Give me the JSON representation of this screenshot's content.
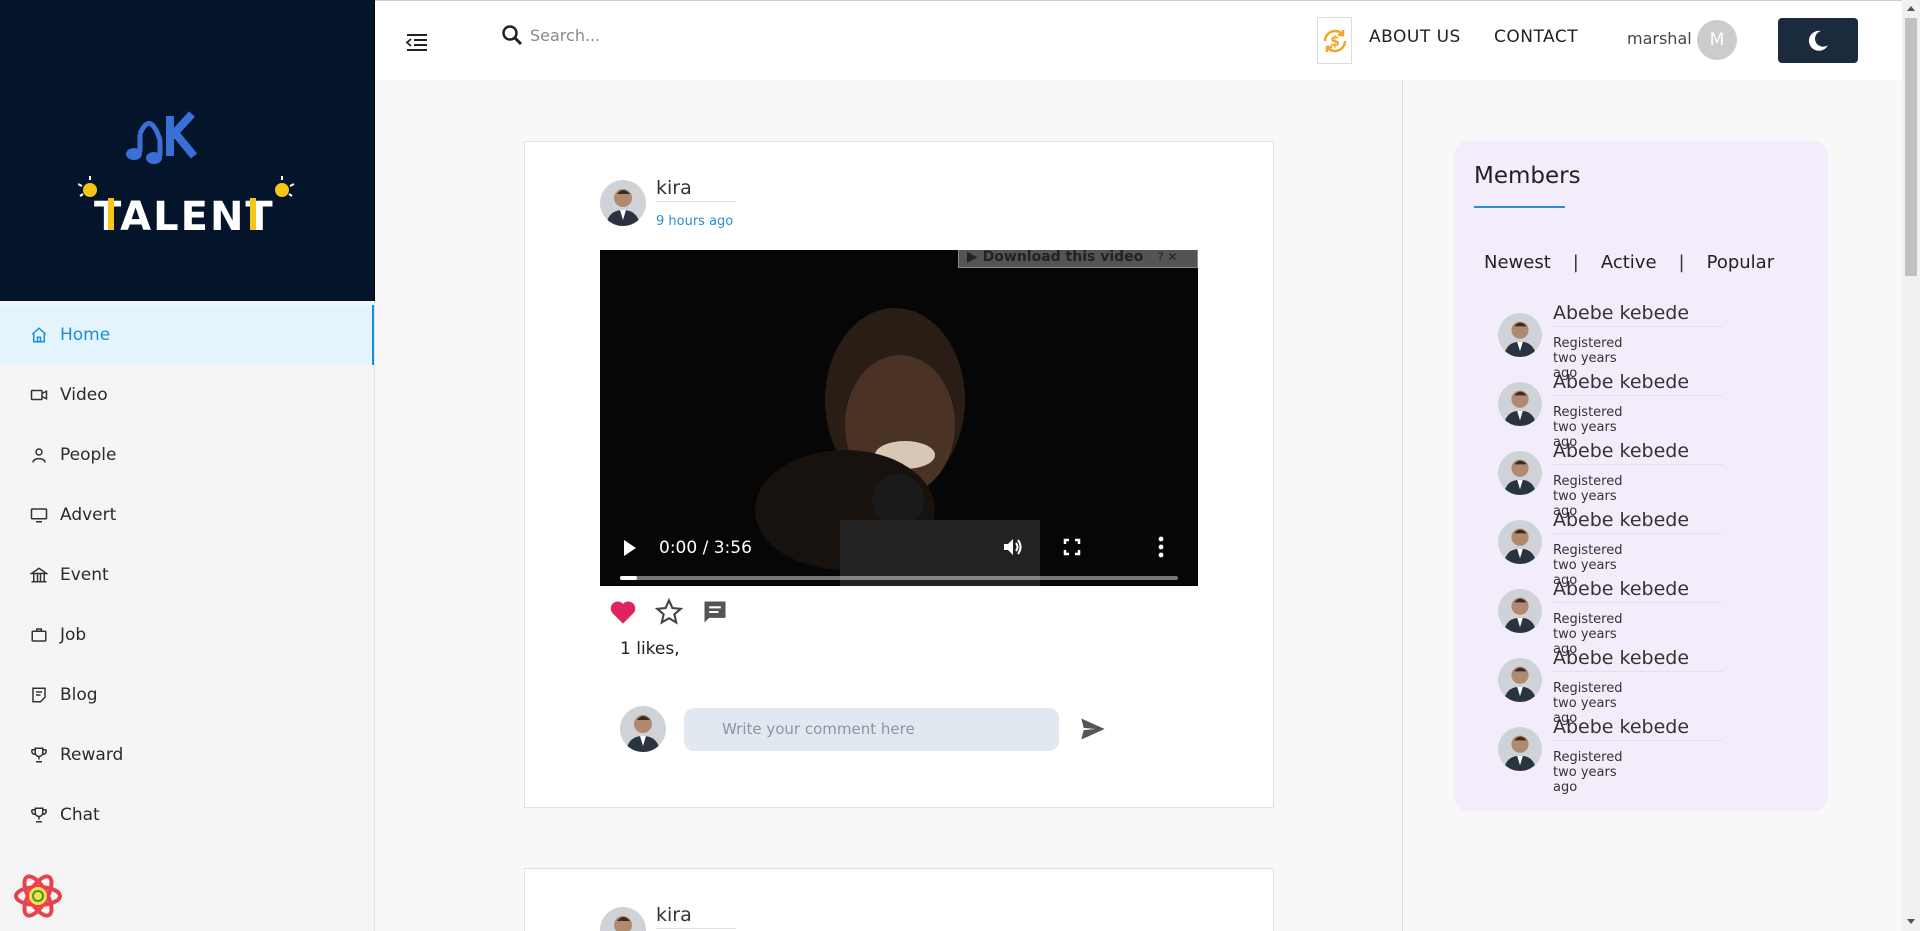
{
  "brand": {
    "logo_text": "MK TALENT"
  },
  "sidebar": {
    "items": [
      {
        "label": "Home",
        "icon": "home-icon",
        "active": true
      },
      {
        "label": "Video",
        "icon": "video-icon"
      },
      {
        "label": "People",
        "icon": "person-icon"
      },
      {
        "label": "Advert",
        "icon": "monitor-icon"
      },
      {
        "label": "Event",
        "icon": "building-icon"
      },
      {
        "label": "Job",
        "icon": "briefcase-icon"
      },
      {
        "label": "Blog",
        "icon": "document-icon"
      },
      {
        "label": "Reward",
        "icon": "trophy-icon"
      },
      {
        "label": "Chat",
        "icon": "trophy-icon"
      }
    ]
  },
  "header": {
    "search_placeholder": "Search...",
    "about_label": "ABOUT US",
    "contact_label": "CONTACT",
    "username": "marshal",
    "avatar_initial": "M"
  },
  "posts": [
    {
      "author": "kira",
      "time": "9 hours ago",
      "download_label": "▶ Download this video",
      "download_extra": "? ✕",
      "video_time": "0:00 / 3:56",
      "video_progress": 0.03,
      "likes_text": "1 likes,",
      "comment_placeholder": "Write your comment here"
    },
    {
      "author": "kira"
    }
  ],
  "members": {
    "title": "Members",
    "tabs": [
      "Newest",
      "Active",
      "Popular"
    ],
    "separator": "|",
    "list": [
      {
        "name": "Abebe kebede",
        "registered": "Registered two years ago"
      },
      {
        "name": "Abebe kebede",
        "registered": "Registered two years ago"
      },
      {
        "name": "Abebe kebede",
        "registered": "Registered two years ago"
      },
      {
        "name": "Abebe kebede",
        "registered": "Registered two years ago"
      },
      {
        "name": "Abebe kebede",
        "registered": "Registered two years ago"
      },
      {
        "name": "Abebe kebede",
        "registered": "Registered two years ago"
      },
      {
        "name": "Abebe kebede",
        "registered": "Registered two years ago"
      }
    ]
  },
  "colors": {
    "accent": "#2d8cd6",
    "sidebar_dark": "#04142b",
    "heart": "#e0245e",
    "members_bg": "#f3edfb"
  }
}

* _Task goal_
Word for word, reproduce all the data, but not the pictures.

* _Solution_
Give me the JSON representation of this screenshot's content.
{
  "brand": {
    "logo_text": "MK TALENT"
  },
  "sidebar": {
    "items": [
      {
        "label": "Home",
        "icon": "home-icon",
        "active": true
      },
      {
        "label": "Video",
        "icon": "video-icon"
      },
      {
        "label": "People",
        "icon": "person-icon"
      },
      {
        "label": "Advert",
        "icon": "monitor-icon"
      },
      {
        "label": "Event",
        "icon": "building-icon"
      },
      {
        "label": "Job",
        "icon": "briefcase-icon"
      },
      {
        "label": "Blog",
        "icon": "document-icon"
      },
      {
        "label": "Reward",
        "icon": "trophy-icon"
      },
      {
        "label": "Chat",
        "icon": "trophy-icon"
      }
    ]
  },
  "header": {
    "search_placeholder": "Search...",
    "about_label": "ABOUT US",
    "contact_label": "CONTACT",
    "username": "marshal",
    "avatar_initial": "M"
  },
  "posts": [
    {
      "author": "kira",
      "time": "9 hours ago",
      "download_label": "▶ Download this video",
      "download_extra": "? ✕",
      "video_time": "0:00 / 3:56",
      "video_progress": 0.03,
      "likes_text": "1 likes,",
      "comment_placeholder": "Write your comment here"
    },
    {
      "author": "kira"
    }
  ],
  "members": {
    "title": "Members",
    "tabs": [
      "Newest",
      "Active",
      "Popular"
    ],
    "separator": "|",
    "list": [
      {
        "name": "Abebe kebede",
        "registered": "Registered two years ago"
      },
      {
        "name": "Abebe kebede",
        "registered": "Registered two years ago"
      },
      {
        "name": "Abebe kebede",
        "registered": "Registered two years ago"
      },
      {
        "name": "Abebe kebede",
        "registered": "Registered two years ago"
      },
      {
        "name": "Abebe kebede",
        "registered": "Registered two years ago"
      },
      {
        "name": "Abebe kebede",
        "registered": "Registered two years ago"
      },
      {
        "name": "Abebe kebede",
        "registered": "Registered two years ago"
      }
    ]
  },
  "colors": {
    "accent": "#2d8cd6",
    "sidebar_dark": "#04142b",
    "heart": "#e0245e",
    "members_bg": "#f3edfb"
  }
}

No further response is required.